- Make a policy document for your employees who are responsible for following up abuse reports and incidents.
- Decide whether you want to use the best practices of the M3AAWG (full of practical tips) for the implementation or instead give your own interpretation.
- Make an abuse policy for your clients. In that policy, link consequences to repeated or substantial violations and give yourself the right to quarantine or close down content.
- Require your clients to have notified vulnerabilities or leaks patched and to remove abuse.
- Require your clients to be reachable for (your) abuse notifications; do not accept them being unreachable, slow to respond or not responding to abuse notifications that you send them.
- Ensure that you are easily reachable for abuse notifications. Also at the weekend: much abuse takes place at hosting providers that “the bad guys” know are not easily reachable.
- At the very least you should publish an abuse@ mailaddress on your primary domain, in relevant WHOIS registrations, and at RIPE. Ideally, it should be possible to lodge abuse notifications with you by telephone or via chat.
- Ensure that abuse notifications can easily reach you by removing red tape and complex forms. You should read and process notifications daily and always follow up on these.
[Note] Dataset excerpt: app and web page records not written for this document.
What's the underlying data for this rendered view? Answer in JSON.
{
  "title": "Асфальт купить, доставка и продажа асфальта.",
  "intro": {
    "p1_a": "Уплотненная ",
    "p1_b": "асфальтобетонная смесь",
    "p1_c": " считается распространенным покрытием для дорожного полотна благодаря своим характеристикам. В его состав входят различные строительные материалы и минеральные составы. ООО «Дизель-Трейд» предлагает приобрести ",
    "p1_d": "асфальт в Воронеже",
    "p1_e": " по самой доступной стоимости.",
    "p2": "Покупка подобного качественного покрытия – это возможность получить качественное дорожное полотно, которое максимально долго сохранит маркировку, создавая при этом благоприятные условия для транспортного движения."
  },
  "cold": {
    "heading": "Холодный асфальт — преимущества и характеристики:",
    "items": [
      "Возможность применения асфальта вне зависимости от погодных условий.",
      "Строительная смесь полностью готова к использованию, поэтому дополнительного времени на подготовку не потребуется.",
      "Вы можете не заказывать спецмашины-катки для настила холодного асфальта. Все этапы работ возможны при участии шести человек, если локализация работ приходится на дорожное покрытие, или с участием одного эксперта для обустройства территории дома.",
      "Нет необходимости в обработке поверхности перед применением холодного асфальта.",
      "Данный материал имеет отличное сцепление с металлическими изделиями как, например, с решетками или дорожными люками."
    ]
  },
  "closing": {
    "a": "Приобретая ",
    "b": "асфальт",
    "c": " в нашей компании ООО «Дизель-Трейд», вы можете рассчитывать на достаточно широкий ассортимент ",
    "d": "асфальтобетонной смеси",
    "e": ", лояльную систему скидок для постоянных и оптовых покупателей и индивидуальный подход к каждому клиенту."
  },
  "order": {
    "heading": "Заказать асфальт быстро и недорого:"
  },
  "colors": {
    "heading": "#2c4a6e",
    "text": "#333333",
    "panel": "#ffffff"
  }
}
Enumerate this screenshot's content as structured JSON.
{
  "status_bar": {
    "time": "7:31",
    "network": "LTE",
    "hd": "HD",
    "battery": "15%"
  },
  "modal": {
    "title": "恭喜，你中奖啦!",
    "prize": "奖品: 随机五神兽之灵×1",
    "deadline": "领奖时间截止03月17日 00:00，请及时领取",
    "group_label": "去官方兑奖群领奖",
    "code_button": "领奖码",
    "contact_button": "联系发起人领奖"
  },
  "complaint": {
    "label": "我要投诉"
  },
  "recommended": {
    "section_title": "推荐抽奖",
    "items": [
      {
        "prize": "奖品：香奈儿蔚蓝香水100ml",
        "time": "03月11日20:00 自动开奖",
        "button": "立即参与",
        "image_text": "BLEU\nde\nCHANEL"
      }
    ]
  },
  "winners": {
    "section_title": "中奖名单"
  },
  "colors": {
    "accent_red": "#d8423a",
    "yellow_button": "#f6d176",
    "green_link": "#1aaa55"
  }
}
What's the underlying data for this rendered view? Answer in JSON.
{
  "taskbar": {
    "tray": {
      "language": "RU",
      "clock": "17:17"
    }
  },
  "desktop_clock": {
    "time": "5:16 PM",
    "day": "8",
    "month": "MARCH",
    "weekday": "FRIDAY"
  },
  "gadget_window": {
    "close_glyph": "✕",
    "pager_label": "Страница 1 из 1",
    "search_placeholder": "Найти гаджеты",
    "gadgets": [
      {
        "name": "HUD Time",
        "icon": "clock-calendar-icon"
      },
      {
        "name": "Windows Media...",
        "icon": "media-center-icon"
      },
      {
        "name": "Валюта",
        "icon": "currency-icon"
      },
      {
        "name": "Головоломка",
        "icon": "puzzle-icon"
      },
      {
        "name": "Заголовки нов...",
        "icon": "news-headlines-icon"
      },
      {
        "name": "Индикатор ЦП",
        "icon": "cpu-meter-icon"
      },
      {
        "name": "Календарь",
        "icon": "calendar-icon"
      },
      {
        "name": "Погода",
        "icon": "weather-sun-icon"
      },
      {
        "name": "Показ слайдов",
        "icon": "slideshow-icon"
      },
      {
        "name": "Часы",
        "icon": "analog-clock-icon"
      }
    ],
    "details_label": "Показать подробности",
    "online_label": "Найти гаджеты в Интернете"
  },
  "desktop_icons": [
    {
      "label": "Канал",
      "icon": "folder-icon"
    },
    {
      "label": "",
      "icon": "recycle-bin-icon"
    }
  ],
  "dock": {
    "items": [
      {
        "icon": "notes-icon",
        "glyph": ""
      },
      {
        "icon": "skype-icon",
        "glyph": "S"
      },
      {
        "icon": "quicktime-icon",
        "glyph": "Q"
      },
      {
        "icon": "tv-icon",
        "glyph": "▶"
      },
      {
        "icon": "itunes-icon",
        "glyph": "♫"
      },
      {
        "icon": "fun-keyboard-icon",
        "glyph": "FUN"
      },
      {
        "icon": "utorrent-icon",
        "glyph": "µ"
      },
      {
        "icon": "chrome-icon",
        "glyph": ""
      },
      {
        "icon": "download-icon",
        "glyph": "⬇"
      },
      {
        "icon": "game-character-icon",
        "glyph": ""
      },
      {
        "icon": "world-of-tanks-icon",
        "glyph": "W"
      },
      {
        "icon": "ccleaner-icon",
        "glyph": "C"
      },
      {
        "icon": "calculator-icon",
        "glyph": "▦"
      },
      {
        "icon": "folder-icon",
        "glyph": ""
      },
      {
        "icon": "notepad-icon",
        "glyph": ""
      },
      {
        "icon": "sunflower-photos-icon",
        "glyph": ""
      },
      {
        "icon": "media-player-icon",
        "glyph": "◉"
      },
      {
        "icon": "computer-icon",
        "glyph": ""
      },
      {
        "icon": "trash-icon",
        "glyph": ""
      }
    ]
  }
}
- If you really cannot process abuse notifications, then do not switch off the notifier but transfer it to the right receiver if you know or could know who that should be, or give the sender information that makes it easier for them to find the right target. You know exactly how it works, but the sender often does not.
- On your website, make it clear to your clients that you adhere to this code of conduct and the NTD code of conduct.
- Establish which flaggers you consider to be trusted. Examples are the Dutch INHOPE organisation (EOKM), SIDN via Netcraft and the Bureau for Internet Fraud of the Dutch police. In the case of notifications from these trusted flaggers, no internal assessment of the notification is necessary, and you can immediately remove/block content or have that done for you.
- Instruct your employees that any notifications they receive about child pornography that have not been received via the EOKM must be sent to the EOKM for assessment. This ensures that your employees do not need to examine the material, which in itself is a criminal offence.
- Install AbuseIO or similar software for receiving and processing abuse notifications, in any case those from the EOKM, and preferably for information from/via NBIP.
Extra steps for providers with their own network (AS)
- Consider connecting to the Abuse Information Exchange, also referred to as AbuseHUB. If you do not want to do that, then you should at least subscribe to similar abuse feeds. From October 2018 onwards, NBIP will also send aggregated data inAbuse-IO format
- Connect to the network abuse performance portal that has been developed by TU Delft in collaboration with NBIP. Though this portal you will receive direct information about abuse in your network. The portal shows how clean your network is compared with those of your peers, and you receive abuse reports, some of which cannot be obtained via existing feeds.
- Implement the measures as described in the routing security manifest MANRS.
Extra steps for registrars
- Familiarise yourself with the abuse204.nl approach for SIDN and apply that programme.